JAMIE: Tell us something about your travels: How did your family arrive in Lebanon and why did they move from there. How did you end up in the U.S.?
SILVA: My grandparents had to flee their homes twice, trying to survive the Armenian Genocide. If you are familiar with the book The Forty Days of Musa Dagh by Austrian -Bohemian writer Franz Werfel, first published in German in 1933, it is the story of my grandparents. The French helped the population of seven villages escape and relocate as refugees in the Bekaa Valley in Lebanon. So my grandparents did live under refugee tents for a whole year. Now the area is a buzzing town with three churches and schools and commerce.
I left Lebanon after experiencing eight years of the civil war*. Geneva was the city I healed from the war scars. Later I settled in California to raise my sons with my husband.
JAMIE: What do you think most Westerners don’t understand about the Middle East? What do you know and understand that you would like everyone to know?
SILVA: What most don’t understand about Lebanon, and to a degree parts of the Middle East, is that the vast majority of the people are just the nicest fun loving, peace loving, hard working families. They want for their children everything an American family wants. The number of innocent people who are collateral damage to the events in that part of the world is just heartbreaking.
JAMIE: I understand that your brother is a novelist. Does your family have a history of poets and writers?
SILVA: My brother has two volumes of poetry in Armenian. He is writing his third novel. I am not aware of anyone else in my family who has published books, except a volume of translations by my father.
JAMIE: You have two well-received collections completed. Where to now?
SILVA: That’s a question I’ve been asking myself. I think I will keep writing and hope a third book will be in the future for me.

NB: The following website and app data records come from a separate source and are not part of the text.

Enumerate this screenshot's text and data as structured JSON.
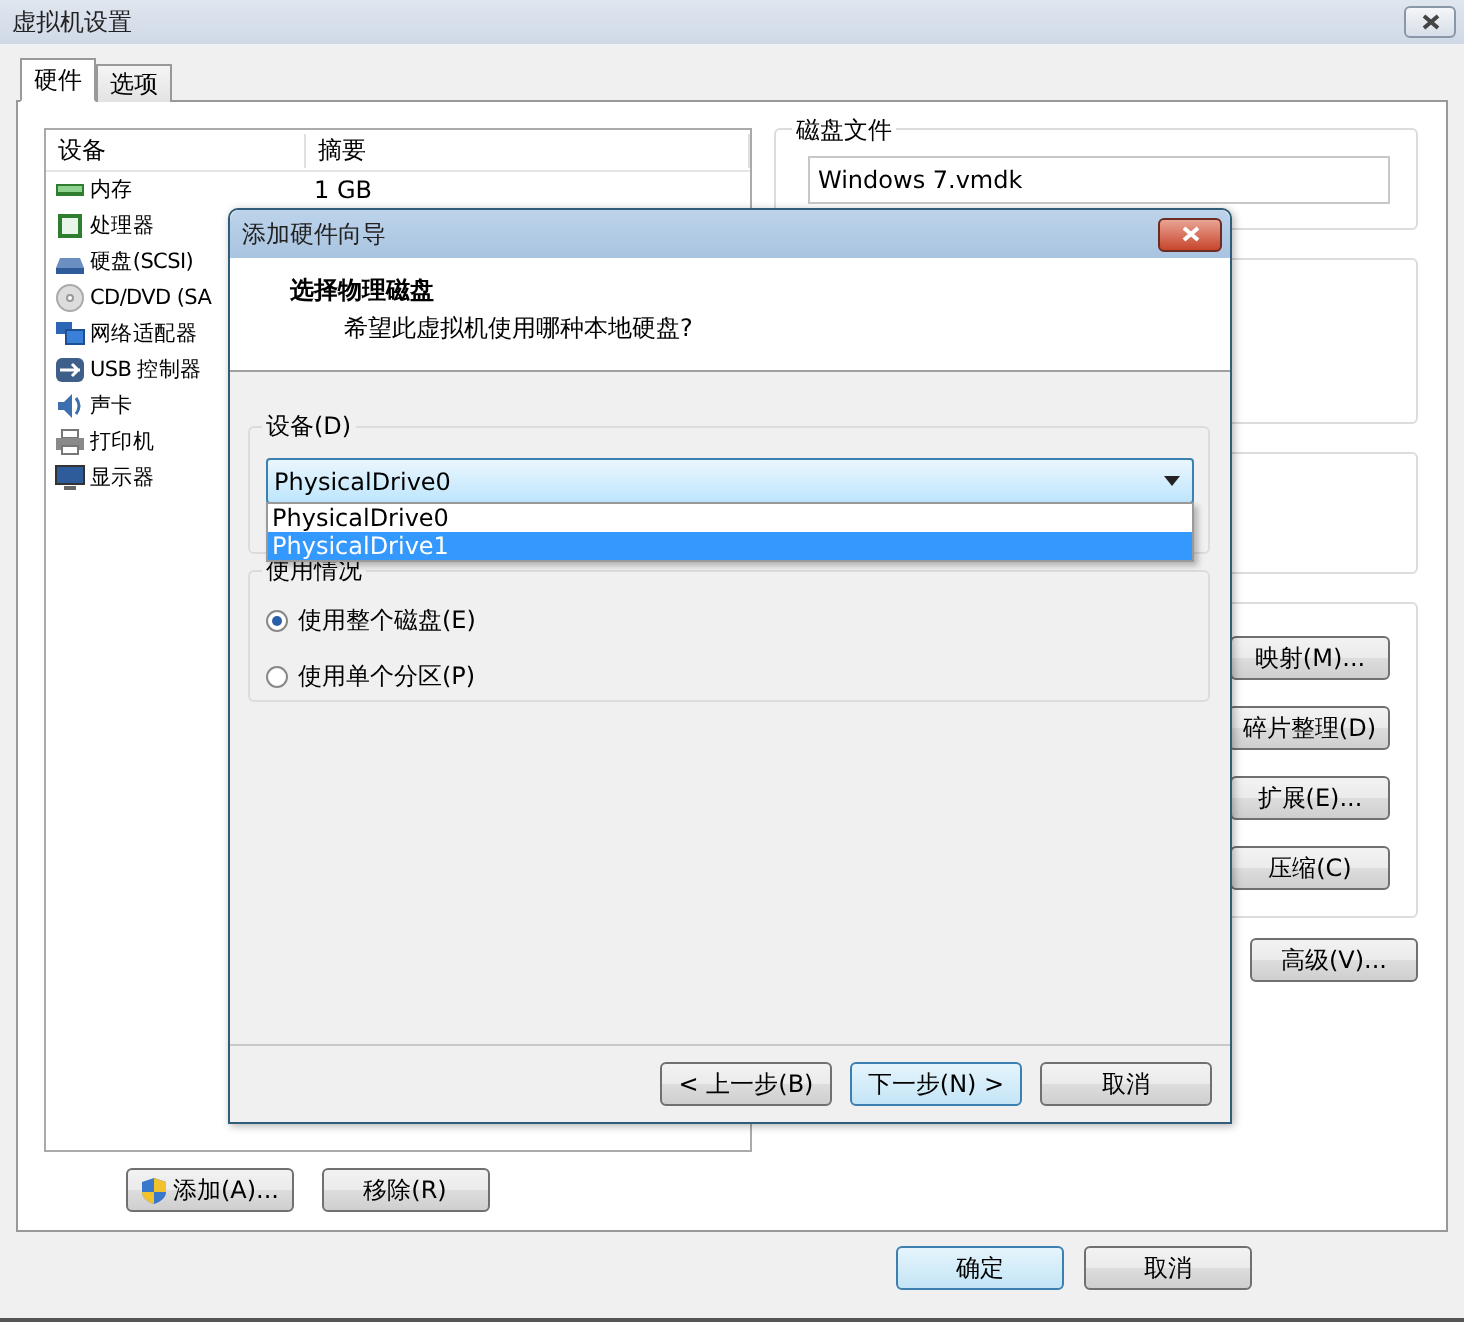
{
  "window": {
    "title": "虚拟机设置"
  },
  "tabs": [
    {
      "label": "硬件",
      "selected": true
    },
    {
      "label": "选项",
      "selected": false
    }
  ],
  "device_list": {
    "columns": [
      "设备",
      "摘要"
    ],
    "rows": [
      {
        "kind": "memory",
        "name": "内存",
        "summary": "1 GB"
      },
      {
        "kind": "cpu",
        "name": "处理器"
      },
      {
        "kind": "disk",
        "name": "硬盘(SCSI)"
      },
      {
        "kind": "cd",
        "name": "CD/DVD (SA"
      },
      {
        "kind": "network",
        "name": "网络适配器"
      },
      {
        "kind": "usb",
        "name": "USB 控制器"
      },
      {
        "kind": "sound",
        "name": "声卡"
      },
      {
        "kind": "printer",
        "name": "打印机"
      },
      {
        "kind": "display",
        "name": "显示器"
      }
    ]
  },
  "list_buttons": [
    {
      "kind": "shield",
      "label": "添加(A)..."
    },
    {
      "kind": "plain",
      "label": "移除(R)"
    }
  ],
  "disk_file": {
    "label": "磁盘文件",
    "value": "Windows 7.vmdk"
  },
  "disk_buttons": [
    "映射(M)...",
    "碎片整理(D)",
    "扩展(E)...",
    "压缩(C)"
  ],
  "advanced_button": "高级(V)...",
  "footer_buttons": [
    {
      "label": "确定",
      "default": true
    },
    {
      "label": "取消",
      "default": false
    }
  ],
  "dialog": {
    "title": "添加硬件向导",
    "heading": "选择物理磁盘",
    "subtitle": "希望此虚拟机使用哪种本地硬盘?",
    "device_group": "设备(D)",
    "combo_value": "PhysicalDrive0",
    "expanded": true,
    "options": [
      {
        "label": "PhysicalDrive0",
        "selected": false
      },
      {
        "label": "PhysicalDrive1",
        "selected": true
      }
    ],
    "usage_group": "使用情况",
    "radios": [
      {
        "label": "使用整个磁盘(E)",
        "selected": true
      },
      {
        "label": "使用单个分区(P)",
        "selected": false
      }
    ],
    "buttons": [
      {
        "label": "< 上一步(B)",
        "default": false
      },
      {
        "label": "下一步(N) >",
        "default": true
      },
      {
        "label": "取消",
        "default": false
      }
    ]
  }
}
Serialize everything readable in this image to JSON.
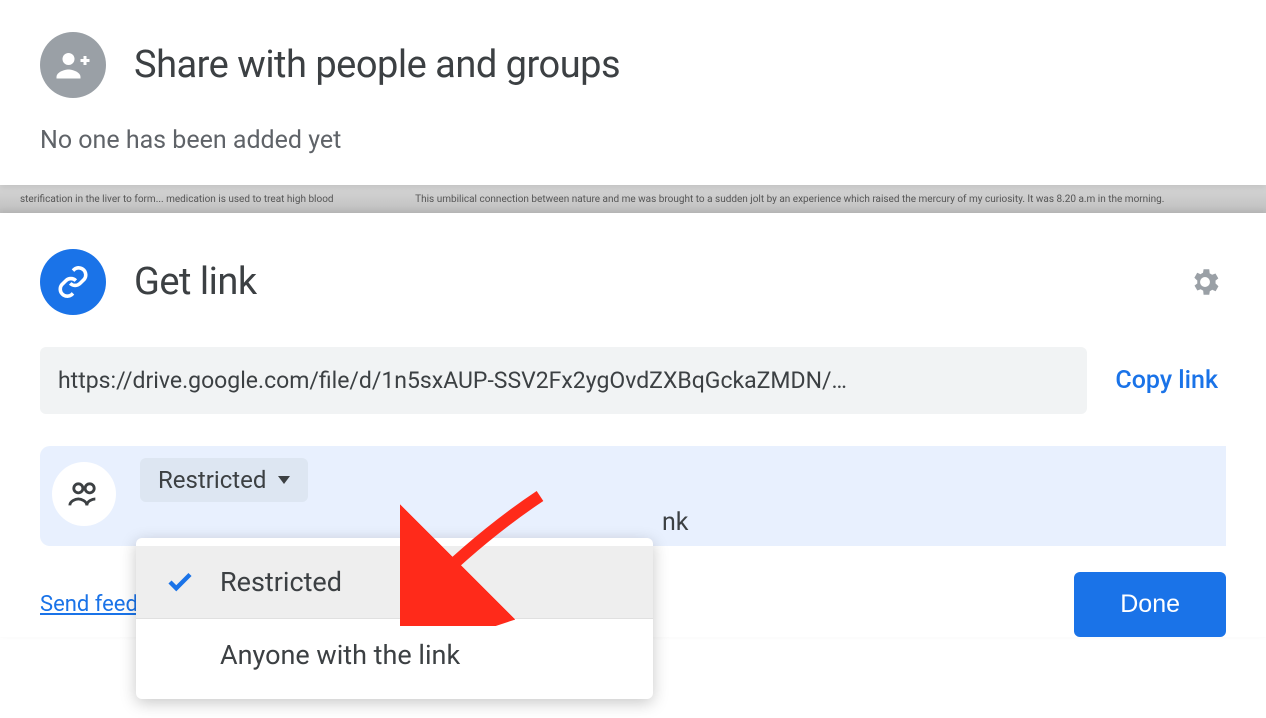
{
  "share_panel": {
    "title": "Share with people and groups",
    "subtext": "No one has been added yet"
  },
  "background_strip": {
    "left_text": "sterification in the liver to form... medication is used to treat high blood",
    "center_text": "This umbilical connection between nature and me was brought to a sudden jolt by an experience which raised the mercury of my curiosity. It was 8.20 a.m in the morning."
  },
  "get_link": {
    "title": "Get link",
    "url": "https://drive.google.com/file/d/1n5sxAUP-SSV2Fx2ygOvdZXBqGckaZMDN/…",
    "copy_label": "Copy link",
    "selected_option": "Restricted",
    "partial_hidden_text": "nk",
    "options": [
      {
        "label": "Restricted",
        "selected": true
      },
      {
        "label": "Anyone with the link",
        "selected": false
      }
    ],
    "settings_icon": "gear",
    "send_feedback_label": "Send feed",
    "done_label": "Done"
  },
  "colors": {
    "accent_blue": "#1a73e8",
    "grey_text": "#5f6368",
    "chip_bg": "#dde6f2",
    "row_bg": "#e8f0fe"
  }
}
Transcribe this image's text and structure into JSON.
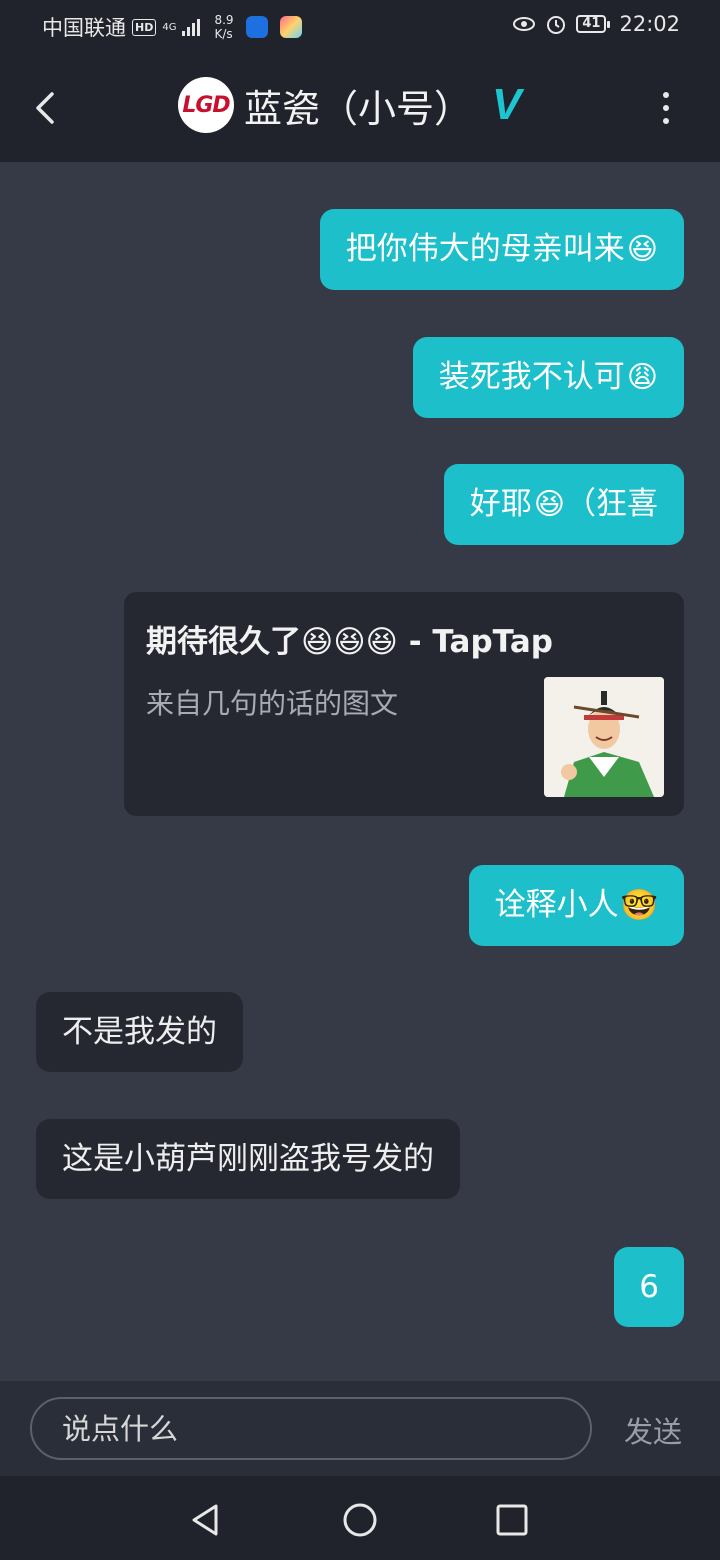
{
  "status_bar": {
    "carrier": "中国联通",
    "hd": "HD",
    "network": "4G",
    "speed_value": "8.9",
    "speed_unit": "K/s",
    "battery": "41",
    "time": "22:02"
  },
  "header": {
    "logo_text": "LGD",
    "title": "蓝瓷（小号）",
    "badge": "V"
  },
  "messages": [
    {
      "side": "out",
      "text": "把你伟大的母亲叫来",
      "emoji": "😆"
    },
    {
      "side": "out",
      "text": "装死我不认可",
      "emoji": "😩"
    },
    {
      "side": "out",
      "text": "好耶",
      "emoji": "😆",
      "suffix": "（狂喜"
    },
    {
      "side": "out",
      "text": "诠释小人",
      "emoji": "🤓"
    },
    {
      "side": "in",
      "text": "不是我发的"
    },
    {
      "side": "in",
      "text": "这是小葫芦刚刚盗我号发的"
    },
    {
      "side": "out",
      "text": "6"
    }
  ],
  "share_card": {
    "title": "期待很久了",
    "title_emojis": "😆😆😆",
    "title_suffix": " - TapTap",
    "subtitle": "来自几句的话的图文"
  },
  "input": {
    "placeholder": "说点什么",
    "send_label": "发送"
  },
  "colors": {
    "background": "#353a46",
    "bar": "#20232b",
    "outgoing_bubble": "#1cbfca",
    "incoming_bubble": "#252831",
    "accent": "#1cc6d0"
  }
}
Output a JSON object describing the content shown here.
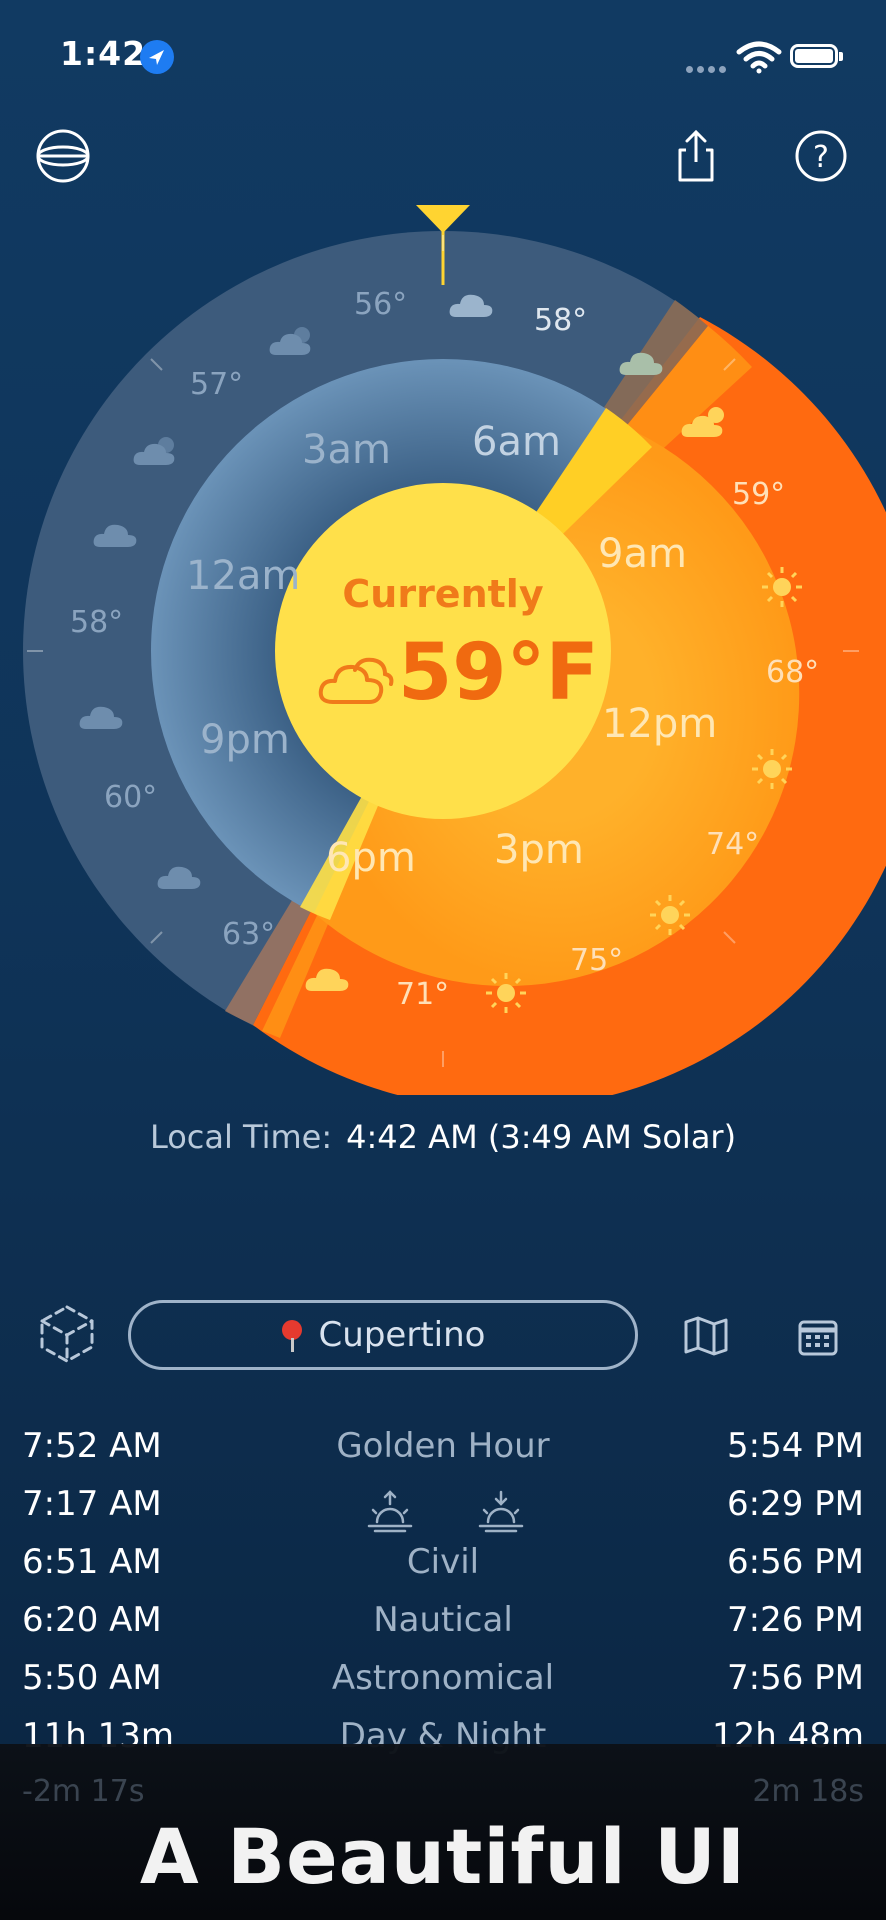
{
  "status_bar": {
    "time": "1:42"
  },
  "dial": {
    "outer_labels": [
      "56°",
      "58°",
      "57°",
      "59°",
      "58°",
      "68°",
      "60°",
      "74°",
      "63°",
      "75°",
      "71°"
    ],
    "hour_labels": [
      "3am",
      "6am",
      "12am",
      "9am",
      "12pm",
      "9pm",
      "6pm",
      "3pm"
    ]
  },
  "current": {
    "label": "Currently",
    "temperature": "59°F"
  },
  "local_time": {
    "label": "Local Time:",
    "value": "4:42 AM  (3:49 AM Solar)"
  },
  "location": {
    "name": "Cupertino"
  },
  "sun_times": [
    {
      "morning": "7:52 AM",
      "label": "Golden Hour",
      "evening": "5:54 PM"
    },
    {
      "morning": "7:17 AM",
      "label": "",
      "evening": "6:29 PM"
    },
    {
      "morning": "6:51 AM",
      "label": "Civil",
      "evening": "6:56 PM"
    },
    {
      "morning": "6:20 AM",
      "label": "Nautical",
      "evening": "7:26 PM"
    },
    {
      "morning": "5:50 AM",
      "label": "Astronomical",
      "evening": "7:56 PM"
    },
    {
      "morning": "11h 13m",
      "label": "Day & Night",
      "evening": "12h 48m"
    }
  ],
  "ghost_row": {
    "left": "-2m 17s",
    "right": "2m 18s"
  },
  "banner": {
    "title": "A Beautiful UI"
  },
  "colors": {
    "night_blue": "#4a6f93",
    "day_orange": "#ff6a0c",
    "sun_yellow": "#ffe04a",
    "accent_blue": "#1e7cf2"
  }
}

* Lebanese Civil War – 1975-1990
© 2016, portrait, poems, bookcover art and responses to questions, Silva Merjanian, All rights reserved